Species on the Edge - Infographic - Project areas


Infographic - Species on the Edge project areas identifying species groups for targeted action.

Project area summaries


Some of our species have highly specialist requirements but, where possible, the programme aims to achieve multi-species benefits. For example, managing grazing pressure at some sites will benefit breeding waders, as well as plants such as Irish ladies tresses, by reducing the effects of trampling and erosion. Encouraging the re-establishment of sensitive, less-intense farming practices along coastal sites can benefit both our endemic Scottish primrose and our native pollinator populations; whilst managing scrub encroachment and the encroachment of non-native invasive species can benefit native plants, it also gives the opportunity for invertebrates, butterflies and moths to flourish.

Scottish Primrose (Primula scotica) Yesnaby, Orkney
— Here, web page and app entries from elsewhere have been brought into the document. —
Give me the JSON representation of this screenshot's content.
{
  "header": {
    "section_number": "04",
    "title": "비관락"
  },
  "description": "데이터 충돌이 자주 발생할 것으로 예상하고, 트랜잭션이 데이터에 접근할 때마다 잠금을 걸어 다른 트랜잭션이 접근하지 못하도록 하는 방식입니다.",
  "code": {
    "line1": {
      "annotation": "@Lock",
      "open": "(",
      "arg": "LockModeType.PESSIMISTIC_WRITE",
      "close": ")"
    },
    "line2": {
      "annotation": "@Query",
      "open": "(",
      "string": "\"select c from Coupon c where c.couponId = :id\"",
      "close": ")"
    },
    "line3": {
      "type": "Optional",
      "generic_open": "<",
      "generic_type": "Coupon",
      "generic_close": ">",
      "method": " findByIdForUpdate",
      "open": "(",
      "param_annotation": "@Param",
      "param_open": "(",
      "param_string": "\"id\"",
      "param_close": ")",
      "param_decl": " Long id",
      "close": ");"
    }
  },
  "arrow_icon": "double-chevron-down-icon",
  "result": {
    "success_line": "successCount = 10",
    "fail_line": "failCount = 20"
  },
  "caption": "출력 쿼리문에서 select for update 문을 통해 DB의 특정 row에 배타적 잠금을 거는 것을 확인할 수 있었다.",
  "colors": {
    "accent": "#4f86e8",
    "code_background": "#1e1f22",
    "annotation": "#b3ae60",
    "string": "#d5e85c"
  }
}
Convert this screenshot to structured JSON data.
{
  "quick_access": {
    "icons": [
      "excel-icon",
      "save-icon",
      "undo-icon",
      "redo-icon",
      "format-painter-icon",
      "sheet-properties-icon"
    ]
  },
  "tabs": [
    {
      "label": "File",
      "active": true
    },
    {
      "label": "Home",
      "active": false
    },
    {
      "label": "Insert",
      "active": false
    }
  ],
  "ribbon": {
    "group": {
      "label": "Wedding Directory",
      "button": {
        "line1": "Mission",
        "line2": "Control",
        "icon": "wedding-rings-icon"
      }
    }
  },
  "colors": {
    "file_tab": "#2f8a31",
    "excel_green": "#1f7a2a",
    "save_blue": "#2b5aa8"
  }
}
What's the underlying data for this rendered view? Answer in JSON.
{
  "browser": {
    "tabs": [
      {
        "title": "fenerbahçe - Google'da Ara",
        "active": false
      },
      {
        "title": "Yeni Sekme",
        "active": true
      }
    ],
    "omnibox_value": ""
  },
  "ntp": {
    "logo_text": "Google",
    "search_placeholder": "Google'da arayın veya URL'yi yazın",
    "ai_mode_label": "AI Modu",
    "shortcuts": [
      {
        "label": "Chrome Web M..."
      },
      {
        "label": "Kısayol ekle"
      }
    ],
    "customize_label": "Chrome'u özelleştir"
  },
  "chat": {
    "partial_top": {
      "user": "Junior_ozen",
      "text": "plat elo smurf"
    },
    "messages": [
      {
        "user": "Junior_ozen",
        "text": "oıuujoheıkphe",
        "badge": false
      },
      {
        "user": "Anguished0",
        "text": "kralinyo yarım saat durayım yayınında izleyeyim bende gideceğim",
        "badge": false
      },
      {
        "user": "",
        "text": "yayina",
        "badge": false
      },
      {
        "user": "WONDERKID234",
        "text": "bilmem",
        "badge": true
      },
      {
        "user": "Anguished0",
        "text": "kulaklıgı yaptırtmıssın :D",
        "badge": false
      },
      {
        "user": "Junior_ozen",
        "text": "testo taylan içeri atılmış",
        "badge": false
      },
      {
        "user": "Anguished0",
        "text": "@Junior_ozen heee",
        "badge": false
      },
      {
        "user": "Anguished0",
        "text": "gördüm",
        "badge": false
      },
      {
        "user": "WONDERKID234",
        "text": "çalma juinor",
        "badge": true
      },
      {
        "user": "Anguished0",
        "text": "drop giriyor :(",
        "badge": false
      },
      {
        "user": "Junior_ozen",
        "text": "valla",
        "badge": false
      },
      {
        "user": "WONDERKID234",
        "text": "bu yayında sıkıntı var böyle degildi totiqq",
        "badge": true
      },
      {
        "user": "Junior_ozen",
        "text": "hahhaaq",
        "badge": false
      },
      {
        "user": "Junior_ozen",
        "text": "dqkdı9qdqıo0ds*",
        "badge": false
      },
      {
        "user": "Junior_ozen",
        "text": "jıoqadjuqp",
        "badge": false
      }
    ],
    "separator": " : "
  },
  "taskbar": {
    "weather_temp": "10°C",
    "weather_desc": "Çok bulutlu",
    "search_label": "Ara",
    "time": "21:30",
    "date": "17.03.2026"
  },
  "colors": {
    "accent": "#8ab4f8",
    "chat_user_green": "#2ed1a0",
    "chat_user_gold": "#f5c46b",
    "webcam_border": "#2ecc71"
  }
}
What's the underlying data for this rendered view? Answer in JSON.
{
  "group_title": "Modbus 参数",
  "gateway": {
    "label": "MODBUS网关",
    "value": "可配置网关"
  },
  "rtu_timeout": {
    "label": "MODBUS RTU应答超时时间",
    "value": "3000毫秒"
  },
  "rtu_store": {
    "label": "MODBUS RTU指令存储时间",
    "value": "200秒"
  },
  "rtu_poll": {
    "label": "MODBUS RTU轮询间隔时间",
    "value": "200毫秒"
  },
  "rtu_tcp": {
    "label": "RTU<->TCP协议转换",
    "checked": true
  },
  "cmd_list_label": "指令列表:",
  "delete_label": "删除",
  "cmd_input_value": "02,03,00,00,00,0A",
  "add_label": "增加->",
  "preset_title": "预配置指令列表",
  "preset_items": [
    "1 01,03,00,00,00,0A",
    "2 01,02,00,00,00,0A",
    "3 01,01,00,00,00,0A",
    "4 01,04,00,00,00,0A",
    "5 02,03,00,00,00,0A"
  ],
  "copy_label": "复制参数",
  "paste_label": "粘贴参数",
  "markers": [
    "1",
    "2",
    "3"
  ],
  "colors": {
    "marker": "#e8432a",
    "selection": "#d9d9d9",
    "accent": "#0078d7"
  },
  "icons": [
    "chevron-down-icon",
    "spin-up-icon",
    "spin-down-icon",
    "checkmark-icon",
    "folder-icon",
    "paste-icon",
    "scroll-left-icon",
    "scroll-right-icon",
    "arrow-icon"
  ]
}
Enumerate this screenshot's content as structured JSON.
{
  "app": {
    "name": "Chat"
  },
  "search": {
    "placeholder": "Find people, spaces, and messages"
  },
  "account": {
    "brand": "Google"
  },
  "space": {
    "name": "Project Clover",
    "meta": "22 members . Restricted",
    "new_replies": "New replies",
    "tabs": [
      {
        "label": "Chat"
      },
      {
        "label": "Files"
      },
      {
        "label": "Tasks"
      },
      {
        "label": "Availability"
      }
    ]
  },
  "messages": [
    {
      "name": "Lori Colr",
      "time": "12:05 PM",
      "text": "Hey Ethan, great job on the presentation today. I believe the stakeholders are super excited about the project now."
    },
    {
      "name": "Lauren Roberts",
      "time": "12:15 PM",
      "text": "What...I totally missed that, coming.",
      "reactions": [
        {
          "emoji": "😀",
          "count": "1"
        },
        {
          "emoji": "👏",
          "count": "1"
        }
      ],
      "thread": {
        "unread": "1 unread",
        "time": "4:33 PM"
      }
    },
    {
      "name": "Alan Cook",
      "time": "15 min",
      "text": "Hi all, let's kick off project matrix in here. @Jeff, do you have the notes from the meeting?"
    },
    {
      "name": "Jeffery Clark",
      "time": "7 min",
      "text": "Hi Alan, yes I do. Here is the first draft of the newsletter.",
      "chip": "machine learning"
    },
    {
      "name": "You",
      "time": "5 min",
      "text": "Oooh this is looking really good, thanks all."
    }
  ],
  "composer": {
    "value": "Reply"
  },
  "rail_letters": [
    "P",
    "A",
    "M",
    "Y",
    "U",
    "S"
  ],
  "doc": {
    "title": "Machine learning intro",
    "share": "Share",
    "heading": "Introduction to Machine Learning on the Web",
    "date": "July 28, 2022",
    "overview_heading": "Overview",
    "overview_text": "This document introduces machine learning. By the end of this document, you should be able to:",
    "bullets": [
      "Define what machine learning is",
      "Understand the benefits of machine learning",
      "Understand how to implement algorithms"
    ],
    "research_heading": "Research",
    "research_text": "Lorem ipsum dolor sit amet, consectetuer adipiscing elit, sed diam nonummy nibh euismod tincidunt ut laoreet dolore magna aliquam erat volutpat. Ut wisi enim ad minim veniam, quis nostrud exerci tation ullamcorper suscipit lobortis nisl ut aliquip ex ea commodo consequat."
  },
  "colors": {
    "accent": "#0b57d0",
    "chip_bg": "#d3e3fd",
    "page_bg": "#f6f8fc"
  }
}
Populations that have reduced to unviable levels may need greater assistance. For example, historic records show that medicinal leech, tadpole shrimps and purple oxytropis used to be much more extensive, so following guidance in the Scottish Code for Translocations, we will explore reintroductions to re-establish lost populations of these species.

Our third conservation workstream will raise awareness and build a legacy programme to sustain the work beyond the programme into the future. Working with and through communities, the partnership will use its collective contacts, skills and knowledge to support new networks and provide the training and skills needed to help establish a future for both nature and people.

Burnet with pollinia

    The map below shows seven landscape areas which host the rarest and most threatened species found along Scotland's edge.

    • The Solway Coast
    • The Inner Hebrides, Argyll, Lochaber
    • The Outer Hebrides
    • North Scotland Coast
    • Orkney Islands
    • Shetland Islands
    • East Scotland Coast